▶ **Task objective**:
Find the lines of data that contain the string "source", then list them.

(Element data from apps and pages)
....

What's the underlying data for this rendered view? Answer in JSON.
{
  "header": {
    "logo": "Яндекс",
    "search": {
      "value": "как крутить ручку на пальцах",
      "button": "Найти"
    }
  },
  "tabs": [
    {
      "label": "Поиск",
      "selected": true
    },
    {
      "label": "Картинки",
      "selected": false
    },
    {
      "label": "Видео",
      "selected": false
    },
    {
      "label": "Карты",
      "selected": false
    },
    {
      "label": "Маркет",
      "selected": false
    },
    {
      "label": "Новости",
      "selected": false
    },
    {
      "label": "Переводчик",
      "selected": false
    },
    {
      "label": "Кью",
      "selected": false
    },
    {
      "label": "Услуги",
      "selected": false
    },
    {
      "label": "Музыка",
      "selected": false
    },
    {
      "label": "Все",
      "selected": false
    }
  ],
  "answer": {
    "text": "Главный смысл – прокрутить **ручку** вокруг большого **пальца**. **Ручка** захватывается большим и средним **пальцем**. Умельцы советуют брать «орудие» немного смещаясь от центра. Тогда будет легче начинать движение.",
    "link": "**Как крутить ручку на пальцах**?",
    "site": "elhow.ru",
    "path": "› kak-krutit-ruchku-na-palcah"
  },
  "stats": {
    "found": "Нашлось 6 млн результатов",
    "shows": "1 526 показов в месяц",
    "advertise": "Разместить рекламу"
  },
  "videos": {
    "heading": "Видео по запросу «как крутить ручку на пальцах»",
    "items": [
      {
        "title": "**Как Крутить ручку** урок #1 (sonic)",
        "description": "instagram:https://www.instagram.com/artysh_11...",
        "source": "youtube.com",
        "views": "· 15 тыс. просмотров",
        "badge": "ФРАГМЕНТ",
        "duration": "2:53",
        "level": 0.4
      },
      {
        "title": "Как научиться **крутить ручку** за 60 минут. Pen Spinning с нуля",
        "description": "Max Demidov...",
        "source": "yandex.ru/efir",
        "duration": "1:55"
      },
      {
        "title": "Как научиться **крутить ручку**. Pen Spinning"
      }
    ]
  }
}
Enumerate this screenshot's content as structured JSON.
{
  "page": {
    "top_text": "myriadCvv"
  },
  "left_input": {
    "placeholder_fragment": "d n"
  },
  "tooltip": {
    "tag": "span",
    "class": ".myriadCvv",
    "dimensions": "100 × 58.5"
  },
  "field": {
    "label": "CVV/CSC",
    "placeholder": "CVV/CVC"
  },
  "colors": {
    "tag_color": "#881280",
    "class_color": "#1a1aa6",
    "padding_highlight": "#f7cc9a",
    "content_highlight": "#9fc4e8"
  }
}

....

▶ **Task solution**:
        "source": "youtube.com",
        "source": "yandex.ru/efir",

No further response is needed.